Something has upset Irusu so much that she is standing in the middle of the garden barking hysterically, and then — well, have you ever heard a rat scream? It would make you jump out of your skin.

Nimby comes running right into the house from the garden, not squeaking, not even shrieking, but actually full-on screaming.

Danshari immediately realises it must be time to get up.

“What’s happening?”, he quite reasonably asks.

Nimby calms down enough to speak, but he is shaking like a leaf and cannot stop wringing his little pink hands in utter despair.

“Oh,” he says, “oh Danshari . . . oh my goodness . . . oh come and look . . . oh help . . . oh stop them . . . oh heavens . . . oh dear oh dear oh dear . . .”

This is not very informative.

Danshari goes out into the garden, trying to hear what Irusu is shouting about. “ATTACK! ATTACK! ATTACK! ATTACK! ATTACK!!!!”

He is surprised the crows aren’t joining in. Whatever it is that’s upset Irusu, clearly is isn’t bothering them.

And then he sees them.

Oh, my goodness.

A straggle of people making their way up the garden. People not just from another garden, but from a totally different island.

George Fox, also woken up by all the clamour, has come outside too.

“Who are they, George?”, asks Danshari nervously. 

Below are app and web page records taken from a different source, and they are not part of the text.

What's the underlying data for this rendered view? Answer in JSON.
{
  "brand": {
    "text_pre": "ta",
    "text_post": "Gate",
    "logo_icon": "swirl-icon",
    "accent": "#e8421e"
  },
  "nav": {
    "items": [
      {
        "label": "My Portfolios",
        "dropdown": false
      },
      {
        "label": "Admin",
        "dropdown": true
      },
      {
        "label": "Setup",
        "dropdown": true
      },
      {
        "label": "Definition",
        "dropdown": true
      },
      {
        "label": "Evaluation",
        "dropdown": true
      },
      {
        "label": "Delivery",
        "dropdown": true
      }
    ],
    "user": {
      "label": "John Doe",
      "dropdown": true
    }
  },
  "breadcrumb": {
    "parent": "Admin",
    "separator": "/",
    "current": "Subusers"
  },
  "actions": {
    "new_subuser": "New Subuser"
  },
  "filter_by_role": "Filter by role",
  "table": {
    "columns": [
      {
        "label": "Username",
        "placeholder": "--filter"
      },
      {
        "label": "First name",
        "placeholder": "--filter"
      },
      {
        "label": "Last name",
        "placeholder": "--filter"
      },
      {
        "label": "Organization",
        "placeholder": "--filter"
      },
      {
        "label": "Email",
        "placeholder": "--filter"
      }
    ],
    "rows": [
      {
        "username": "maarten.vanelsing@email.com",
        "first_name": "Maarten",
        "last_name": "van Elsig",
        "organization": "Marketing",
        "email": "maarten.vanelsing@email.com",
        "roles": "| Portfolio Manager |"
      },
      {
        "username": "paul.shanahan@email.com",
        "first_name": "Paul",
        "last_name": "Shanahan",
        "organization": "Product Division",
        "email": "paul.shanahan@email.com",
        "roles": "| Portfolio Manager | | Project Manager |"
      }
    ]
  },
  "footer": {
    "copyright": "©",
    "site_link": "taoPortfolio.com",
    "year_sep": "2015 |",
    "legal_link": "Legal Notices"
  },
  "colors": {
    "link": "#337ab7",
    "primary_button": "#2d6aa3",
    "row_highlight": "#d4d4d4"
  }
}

“Well,” says George, “I’m not a hundred per cent sure, but to me they look like Anawim.”

Irusu turns round and — still shouting,— yells at them, “WHAT ARE THEY DOING HERE?”

“I don’t know,” says Danshari.

“Shall we ask them?”, suggests George Fox.

“They’ve got . . . what is that animal . . . I think . . . it looks like — is that a cow?” Danshari peers at the little procession of interlopers.

Ursa the Great Bear has tumbled out of bed to see what all the fuss is about. Because she looks True North and has a better vantage point than most people, she has a grasp of what the others don’t always see.

“Oh, yes, those are Anawim, all right,” she says. “And, yes — they never go anywhere without one of their cows. It’s a special breed, only the Anawim have them. It’s a Haffenhaff. Makes nice creamy milk. If you ever offer one of the Anawim a cup of tea, they always ask hopefully for Haffenhaff milk in it.”

By the time she’s finished explaining this interesting piece of data, the strangers are right there in front of them. One of them steps forward.

“Namaste,” he says.

And Irusu does something they have never heard her do before — ever. She actually growls.

Danshari looks at her in consternation.

“Oh . . .” whimpers Nimby, who has crept outside and hidden behind them. “Oh, they're trolls . . .” his woeful squeak arises in dismay: “listen . . . just listen to them! They don’t even speak our language!”

“They might,” Danshari points out. He stands beside George Fox, who is saying “Namaste” to all the invaders. They are clustering round him and smiling.

“Hello,” says Danshari very clearly and distinctly. “Good morning.”

“I am Danshari,” he adds, slowly and plainly.

A small Anawim child beams at him in a friendly manner. “Hello,” it says. “I am Hineni.”

Nimby, horrified by this turn of events, seeing that the invaders are going to overrun his life now and ruin everything, lets out a wail of despair and takes refuge in his compost heap.

Still growling, Irusu backs behind a shrub.

“Have you got anything to eat?”, asks Hineni politely.

NO!” — this muffled squeak is emitted from the compost bin.

“Nimby, listen,” says Danshari; “this child does speak our language.”

And then Ursa says what everyone knows you should always say in the event of a foreign invasion. It helps, every time. 

“Namaste,” she greets the Anawim: “would you like a cup of tea?”

But before there is a chance for them to answer her friendly invitation, the smallest of the Anawim pipes up unexpectedly.

“Mummy,” she says, “where’s Granny?”

I think you can tell, that was only the beginning.